[Show abstract][Hide abstract] ABSTRACT: Stem cell maintenance and differentiation are tightly regulated in multicellular organisms. In plants, proper control of the stem cell populations is critical for extensive postembryonic organogenesis. The Arabidopsis thaliana protein phosphatase type 2C proteins POLTERGEIST (POL) and PLL1 are essential for maintenance of both the root and shoot stem cells. Specifically, POL and PLL1 are required for proper specification of key asymmetric cell divisions during stem cell initiation and maintenance. POL and PLL1 are known to be integral components of the CLE/WOX signaling pathways, but the location and mechanisms by which POL and PLL1 are regulated within these pathways are unclear. Here, we show that POL and PLL1 are dual-acylated plasma membrane proteins whose membrane localization is required for proper function. Furthermore, this localization places POL and PLL1 in proximity of the upstream plasma membrane receptors that regulate their activity. Additionally, we find that POL and PLL1 directly bind to multiple lipids and that POL is catalytically activated by phosphatidylinositol (4) phosphate [PI(4)P] in vitro. Based on these results, we propose that the upstream receptors in the CLE/WOX signaling pathways may function to either limit PI(4)P availability or antagonize PI(4)P stimulation of POL/PLL1. Significantly, the findings presented here suggest that phospholipids play an important role in promoting stem cell specification.

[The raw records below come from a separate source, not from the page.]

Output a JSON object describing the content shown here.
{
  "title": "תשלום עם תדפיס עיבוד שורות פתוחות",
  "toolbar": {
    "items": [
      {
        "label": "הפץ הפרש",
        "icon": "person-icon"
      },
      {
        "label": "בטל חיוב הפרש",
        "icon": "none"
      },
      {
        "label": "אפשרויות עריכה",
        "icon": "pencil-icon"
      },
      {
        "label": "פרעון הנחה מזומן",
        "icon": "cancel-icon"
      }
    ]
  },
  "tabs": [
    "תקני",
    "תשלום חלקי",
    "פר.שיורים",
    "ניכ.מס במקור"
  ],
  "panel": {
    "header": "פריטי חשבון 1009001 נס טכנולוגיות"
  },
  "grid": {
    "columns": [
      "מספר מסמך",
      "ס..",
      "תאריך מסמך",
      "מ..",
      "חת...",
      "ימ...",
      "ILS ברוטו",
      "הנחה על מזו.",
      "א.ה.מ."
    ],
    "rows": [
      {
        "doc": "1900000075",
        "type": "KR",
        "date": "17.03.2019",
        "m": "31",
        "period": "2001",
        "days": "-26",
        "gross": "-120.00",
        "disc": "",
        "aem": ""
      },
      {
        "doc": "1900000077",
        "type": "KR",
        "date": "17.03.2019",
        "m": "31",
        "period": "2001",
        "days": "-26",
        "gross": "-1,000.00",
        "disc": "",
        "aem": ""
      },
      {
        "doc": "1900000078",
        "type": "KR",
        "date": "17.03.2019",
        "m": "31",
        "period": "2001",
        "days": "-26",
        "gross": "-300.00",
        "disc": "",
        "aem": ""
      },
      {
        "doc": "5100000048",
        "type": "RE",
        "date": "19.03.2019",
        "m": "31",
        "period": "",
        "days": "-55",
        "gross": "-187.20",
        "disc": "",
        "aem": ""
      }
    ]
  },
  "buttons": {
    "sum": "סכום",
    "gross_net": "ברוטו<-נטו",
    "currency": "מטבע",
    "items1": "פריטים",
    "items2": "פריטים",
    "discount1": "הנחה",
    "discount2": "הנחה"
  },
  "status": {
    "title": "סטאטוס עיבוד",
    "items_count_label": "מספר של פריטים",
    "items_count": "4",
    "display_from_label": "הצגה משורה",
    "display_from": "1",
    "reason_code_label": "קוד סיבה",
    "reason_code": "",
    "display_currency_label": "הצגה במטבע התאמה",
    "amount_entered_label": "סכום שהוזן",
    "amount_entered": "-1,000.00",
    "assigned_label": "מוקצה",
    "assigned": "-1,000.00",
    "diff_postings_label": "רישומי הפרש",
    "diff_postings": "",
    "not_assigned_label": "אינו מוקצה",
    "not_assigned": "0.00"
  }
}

The Plant Cell 03/2010; 22(3):729-43. DOI:10.1105/tpc.109.068734 · 9.34 Impact Factor
Data provided are for informational purposes only. Although carefully collected, accuracy cannot be guaranteed. The impact factor represents a rough estimation of the journal's impact factor and does not reflect the actual current impact factor. Publisher conditions are provided by RoMEO. Differing provisions from the publisher's actual policy or licence agreement may be applicable.